It looks like Walmart is all set to go for the bag regulations currently sitting in the House. You might have to squint at the thumbnail photo, but a keen-eyed friend noticed their bags are already labeled with maker-Hilex’s logo and contain at least 30 percent recycled content.
All the power to Walmart and Hilex for voluntarily offering these bags to consumers. They wouldn’t do that if they didn’t see market value in it. Kudos. But there is simply no need to use government intervention to force their choices on all Illinois manufacturers, wholesalers, retailers and consumers. It’s rent seeking, plain and simple.
Should this bill pass, the likely result is that added cost of compliance would quickly shrink the supply of plastic bags that could legally be distributed in Illinois — this is the end goal of the bag haters, remember. The remaining suppliers would likely drive up their prices (to cover compliance costs and to take advantage of less competition). That’s good for retailers like Walmart that already offer the bags — their competitors now are forced to swallow the costs. The same goes for manufacturers like Hilex that already meet the regulatory standards — they knock out competitors and have more market share. But for everyone else, it smells.

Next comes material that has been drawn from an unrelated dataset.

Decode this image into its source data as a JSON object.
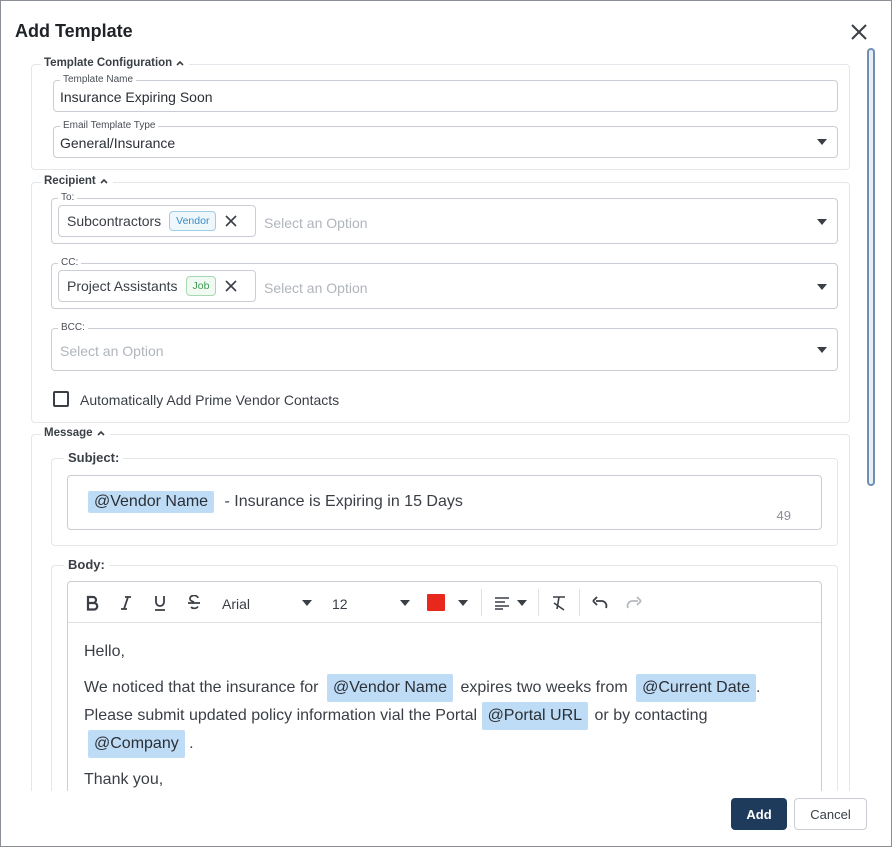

What happens when a small business sees their bag prices rise? Perhaps they go online and buy “illegal” unmarked bags off of Amazon or another online retailer. They hand them out to consumers, only the find an environmental activist group engaged in the “public interest” action of hunting down “illegal” bags and their distributors. The bill calls for a $1,000 fine cap, but it isn’t clear if that is per bag, per store, per chain, per incident, per year, per the life of the bill, etc. A small retailer finds themselves in court. You see how this law can start to cause some serious headaches for unwitting entrepreneurs just trying to break even.
And what is the cost to the state, and by extension, taxpayers? Well, that’s still a mystery, even after a fiscal note was requested on the bill. Here’s what the agency came back with:

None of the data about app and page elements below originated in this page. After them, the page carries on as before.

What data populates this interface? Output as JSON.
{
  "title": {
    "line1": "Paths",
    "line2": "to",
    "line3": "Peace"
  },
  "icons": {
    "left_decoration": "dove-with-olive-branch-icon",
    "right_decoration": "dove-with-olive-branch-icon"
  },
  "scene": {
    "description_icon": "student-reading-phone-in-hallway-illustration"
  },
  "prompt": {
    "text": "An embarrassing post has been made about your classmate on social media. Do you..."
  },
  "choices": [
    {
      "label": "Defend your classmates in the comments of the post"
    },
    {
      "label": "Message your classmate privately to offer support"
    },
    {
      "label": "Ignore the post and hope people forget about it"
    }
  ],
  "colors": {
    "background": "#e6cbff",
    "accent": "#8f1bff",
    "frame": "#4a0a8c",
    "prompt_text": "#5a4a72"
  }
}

SB 3442 would be revenue neutral to the Illinois Environmental Protection Agency, as the Illinois EPA’s duties under the bill would be covered in part by the registration fee and otherwise carried out with the Agency’s existing resources.

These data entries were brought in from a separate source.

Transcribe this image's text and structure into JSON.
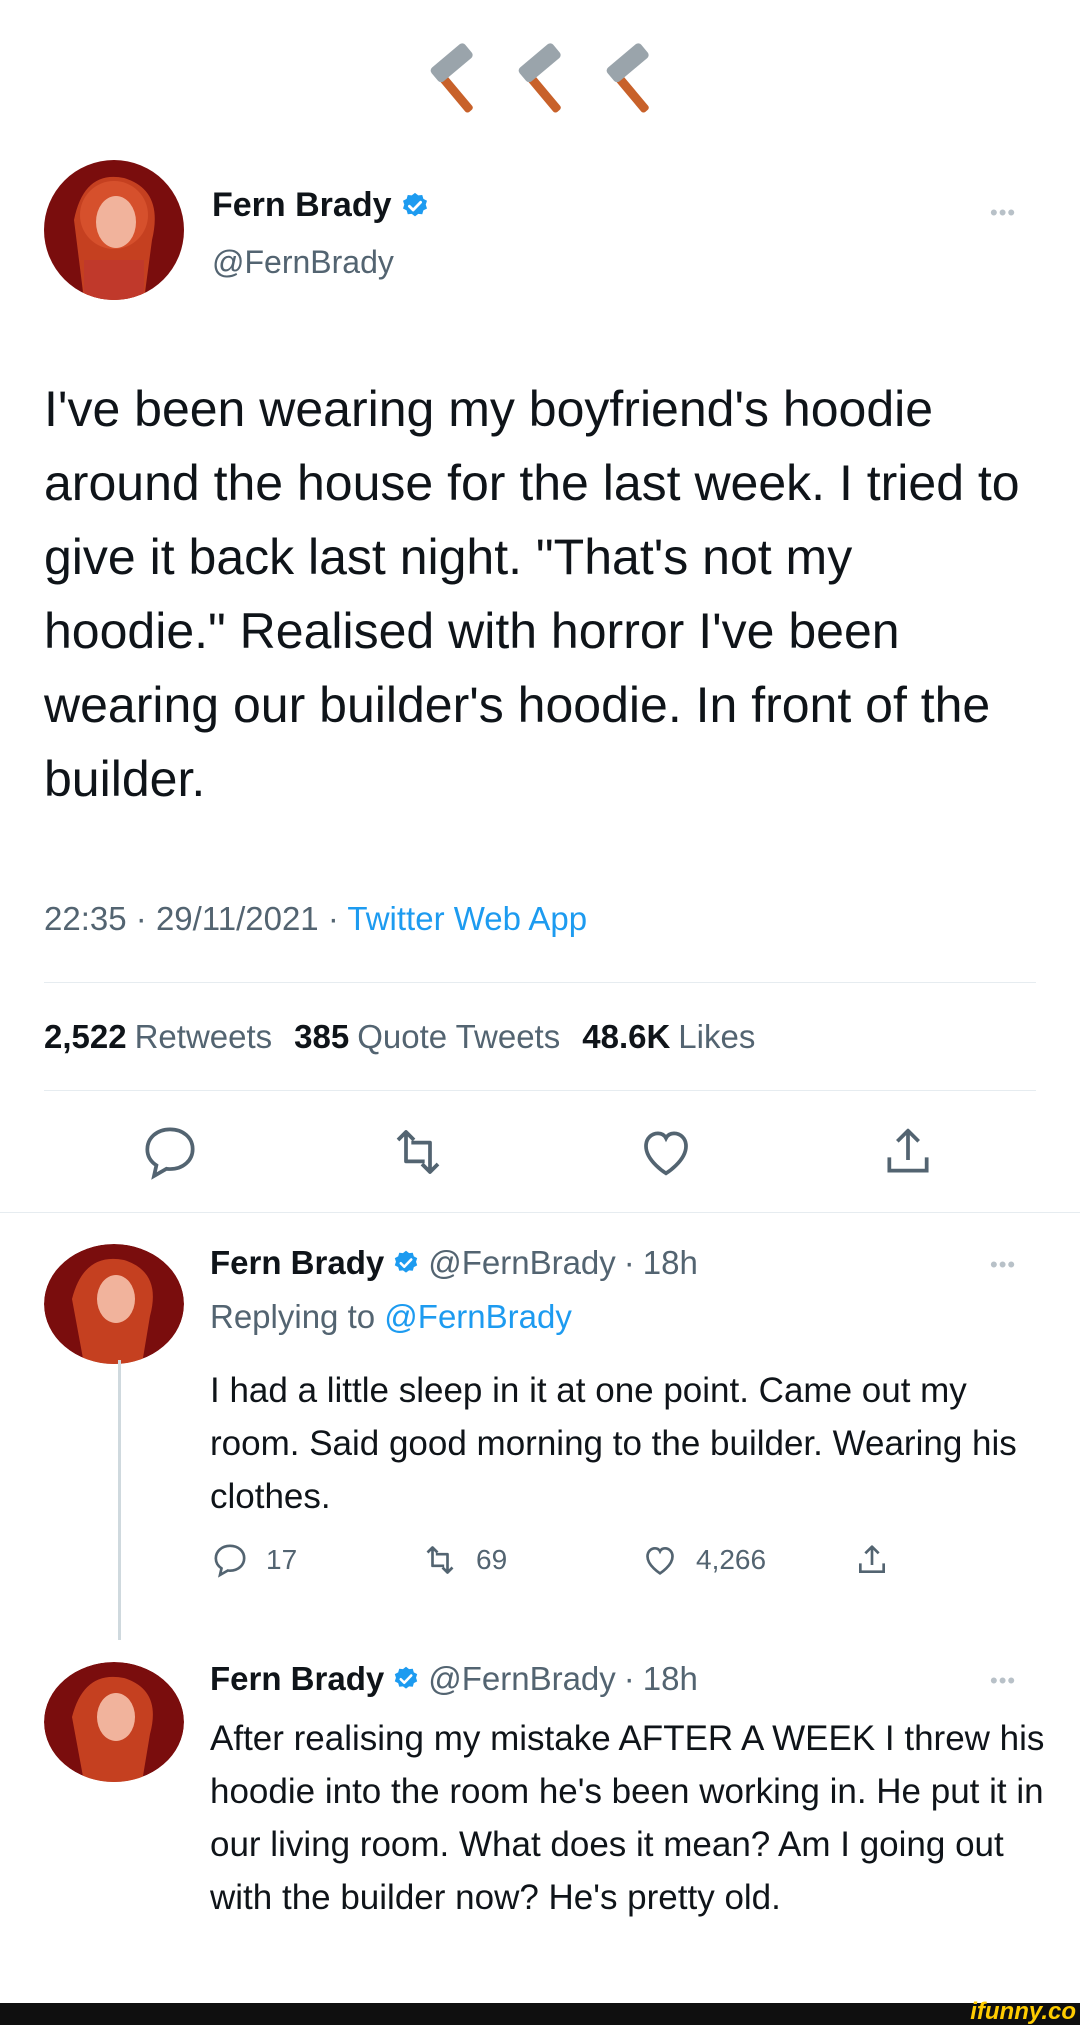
{
  "header_emoji": [
    "hammer",
    "hammer",
    "hammer"
  ],
  "main_tweet": {
    "name": "Fern Brady",
    "handle": "@FernBrady",
    "text": "I've been wearing my boyfriend's hoodie around the house for the last week. I tried to give it back last night. \"That's not my hoodie.\" Realised with horror I've been wearing our builder's hoodie. In front of the builder.",
    "time": "22:35",
    "date": "29/11/2021",
    "source": "Twitter Web App",
    "retweets_count": "2,522",
    "retweets_label": "Retweets",
    "quotes_count": "385",
    "quotes_label": "Quote Tweets",
    "likes_count": "48.6K",
    "likes_label": "Likes"
  },
  "replies": [
    {
      "name": "Fern Brady",
      "handle": "@FernBrady",
      "age": "18h",
      "replying_prefix": "Replying to",
      "replying_to": "@FernBrady",
      "text": "I had a little sleep in it at one point. Came out my room. Said good morning to the builder. Wearing his clothes.",
      "replies_count": "17",
      "retweets_count": "69",
      "likes_count": "4,266"
    },
    {
      "name": "Fern Brady",
      "handle": "@FernBrady",
      "age": "18h",
      "text": "After realising my mistake AFTER A WEEK I threw his hoodie into the room he's been working in. He put it in our living room. What does it mean? Am I going out with the builder now? He's pretty old."
    }
  ],
  "watermark": "ifunny.co",
  "colors": {
    "accent": "#1d9bf0",
    "muted": "#536471",
    "text": "#0f1419"
  }
}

Know what is missing from that fiscal note? Numbers.
How many $500 registrations does the agency expect once the law is in place? How many hours of staff time is needed to maintain the recycling website and other administrative and enforcement tasks? What is the hourly cost of said staff time? The website? The cost over the life of the law? What is the total revenue, the total spending? They apparently have no clue, but we’re supposed to be satisfied with their bland reassurances that this will be carried out with fees and existing resources.
Recall that a fiscal note is supposed to offer the following:
(25 ILCS 50/4) (from Ch. 63, par. 42.34)
Sec. 4. The note shall be factual in nature, as brief and concise as may be, and shall provide a reliable estimate in dollars and, in addition, it shall include both the immediate effect and, if determinable or reasonably foreseeable, the long range effect of the measure. If, after careful investigation, it is determined that no dollar estimate is possible, the note shall contain a statement to that effect, setting forth the reasons why no dollar estimate can be given. A brief summary or work sheet of computations used in arriving at fiscal note figures shall be included.
Illinois has a serious fiscal note problem, and this is a case in point. But I digress.
The desire to stop local bag bans and taxes is understandable, especially given Los Angeles’ crazy plan to ban all single-use plastic bags. But since this bill exempts Chicago, Illinois will end up with a patchwork of sorts no matter what. How about pushing a clean bill banning local regulations/taxes along with a resolution that commends voluntary recycling initiatives instead of mandating them?